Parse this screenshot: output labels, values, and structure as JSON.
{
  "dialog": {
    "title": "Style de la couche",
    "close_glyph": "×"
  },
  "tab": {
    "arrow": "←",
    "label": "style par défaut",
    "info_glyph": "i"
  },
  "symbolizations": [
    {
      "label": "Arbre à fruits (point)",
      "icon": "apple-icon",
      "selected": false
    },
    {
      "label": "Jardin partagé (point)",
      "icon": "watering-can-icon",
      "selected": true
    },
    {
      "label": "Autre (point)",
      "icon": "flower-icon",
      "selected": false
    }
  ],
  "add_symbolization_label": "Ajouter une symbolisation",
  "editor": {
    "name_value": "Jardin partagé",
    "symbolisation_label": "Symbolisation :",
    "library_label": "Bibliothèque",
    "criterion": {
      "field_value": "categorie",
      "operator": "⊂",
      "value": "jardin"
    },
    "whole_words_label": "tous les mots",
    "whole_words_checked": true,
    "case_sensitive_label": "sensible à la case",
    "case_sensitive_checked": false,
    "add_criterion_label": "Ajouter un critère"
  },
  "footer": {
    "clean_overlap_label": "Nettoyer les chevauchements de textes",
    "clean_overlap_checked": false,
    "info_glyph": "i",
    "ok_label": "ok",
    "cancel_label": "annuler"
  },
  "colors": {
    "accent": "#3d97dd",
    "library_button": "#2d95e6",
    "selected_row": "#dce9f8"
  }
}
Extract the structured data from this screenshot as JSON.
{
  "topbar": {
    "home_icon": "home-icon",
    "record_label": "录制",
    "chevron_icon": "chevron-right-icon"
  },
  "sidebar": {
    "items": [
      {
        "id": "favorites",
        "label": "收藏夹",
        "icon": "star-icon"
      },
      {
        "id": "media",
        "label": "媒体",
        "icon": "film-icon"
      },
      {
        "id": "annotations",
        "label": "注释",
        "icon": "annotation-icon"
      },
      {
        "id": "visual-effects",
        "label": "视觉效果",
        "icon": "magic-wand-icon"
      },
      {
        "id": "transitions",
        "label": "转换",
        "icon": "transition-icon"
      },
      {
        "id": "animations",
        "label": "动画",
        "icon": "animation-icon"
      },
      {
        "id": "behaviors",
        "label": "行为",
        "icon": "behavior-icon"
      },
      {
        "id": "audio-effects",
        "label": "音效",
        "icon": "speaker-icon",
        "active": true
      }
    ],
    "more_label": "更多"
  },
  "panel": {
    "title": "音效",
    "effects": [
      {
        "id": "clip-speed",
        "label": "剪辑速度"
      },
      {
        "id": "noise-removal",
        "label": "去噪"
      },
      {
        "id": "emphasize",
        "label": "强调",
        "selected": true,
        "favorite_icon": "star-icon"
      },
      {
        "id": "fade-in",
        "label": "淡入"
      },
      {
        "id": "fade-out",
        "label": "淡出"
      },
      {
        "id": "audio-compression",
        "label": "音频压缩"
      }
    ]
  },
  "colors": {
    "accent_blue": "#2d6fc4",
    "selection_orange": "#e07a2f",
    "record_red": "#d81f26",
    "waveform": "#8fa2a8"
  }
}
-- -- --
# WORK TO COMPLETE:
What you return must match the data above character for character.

# EXERCISE OUTPUT:
Parse this screenshot: output labels, values, and structure as JSON.
{
  "dialog": {
    "title": "Style de la couche",
    "close_glyph": "×"
  },
  "tab": {
    "arrow": "←",
    "label": "style par défaut",
    "info_glyph": "i"
  },
  "symbolizations": [
    {
      "label": "Arbre à fruits (point)",
      "icon": "apple-icon",
      "selected": false
    },
    {
      "label": "Jardin partagé (point)",
      "icon": "watering-can-icon",
      "selected": true
    },
    {
      "label": "Autre (point)",
      "icon": "flower-icon",
      "selected": false
    }
  ],
  "add_symbolization_label": "Ajouter une symbolisation",
  "editor": {
    "name_value": "Jardin partagé",
    "symbolisation_label": "Symbolisation :",
    "library_label": "Bibliothèque",
    "criterion": {
      "field_value": "categorie",
      "operator": "⊂",
      "value": "jardin"
    },
    "whole_words_label": "tous les mots",
    "whole_words_checked": true,
    "case_sensitive_label": "sensible à la case",
    "case_sensitive_checked": false,
    "add_criterion_label": "Ajouter un critère"
  },
  "footer": {
    "clean_overlap_label": "Nettoyer les chevauchements de textes",
    "clean_overlap_checked": false,
    "info_glyph": "i",
    "ok_label": "ok",
    "cancel_label": "annuler"
  },
  "colors": {
    "accent": "#3d97dd",
    "library_button": "#2d95e6",
    "selected_row": "#dce9f8"
  }
}
Extract the structured data from this screenshot as JSON.
{
  "topbar": {
    "home_icon": "home-icon",
    "record_label": "录制",
    "chevron_icon": "chevron-right-icon"
  },
  "sidebar": {
    "items": [
      {
        "id": "favorites",
        "label": "收藏夹",
        "icon": "star-icon"
      },
      {
        "id": "media",
        "label": "媒体",
        "icon": "film-icon"
      },
      {
        "id": "annotations",
        "label": "注释",
        "icon": "annotation-icon"
      },
      {
        "id": "visual-effects",
        "label": "视觉效果",
        "icon": "magic-wand-icon"
      },
      {
        "id": "transitions",
        "label": "转换",
        "icon": "transition-icon"
      },
      {
        "id": "animations",
        "label": "动画",
        "icon": "animation-icon"
      },
      {
        "id": "behaviors",
        "label": "行为",
        "icon": "behavior-icon"
      },
      {
        "id": "audio-effects",
        "label": "音效",
        "icon": "speaker-icon",
        "active": true
      }
    ],
    "more_label": "更多"
  },
  "panel": {
    "title": "音效",
    "effects": [
      {
        "id": "clip-speed",
        "label": "剪辑速度"
      },
      {
        "id": "noise-removal",
        "label": "去噪"
      },
      {
        "id": "emphasize",
        "label": "强调",
        "selected": true,
        "favorite_icon": "star-icon"
      },
      {
        "id": "fade-in",
        "label": "淡入"
      },
      {
        "id": "fade-out",
        "label": "淡出"
      },
      {
        "id": "audio-compression",
        "label": "音频压缩"
      }
    ]
  },
  "colors": {
    "accent_blue": "#2d6fc4",
    "selection_orange": "#e07a2f",
    "record_red": "#d81f26",
    "waveform": "#8fa2a8"
  }
}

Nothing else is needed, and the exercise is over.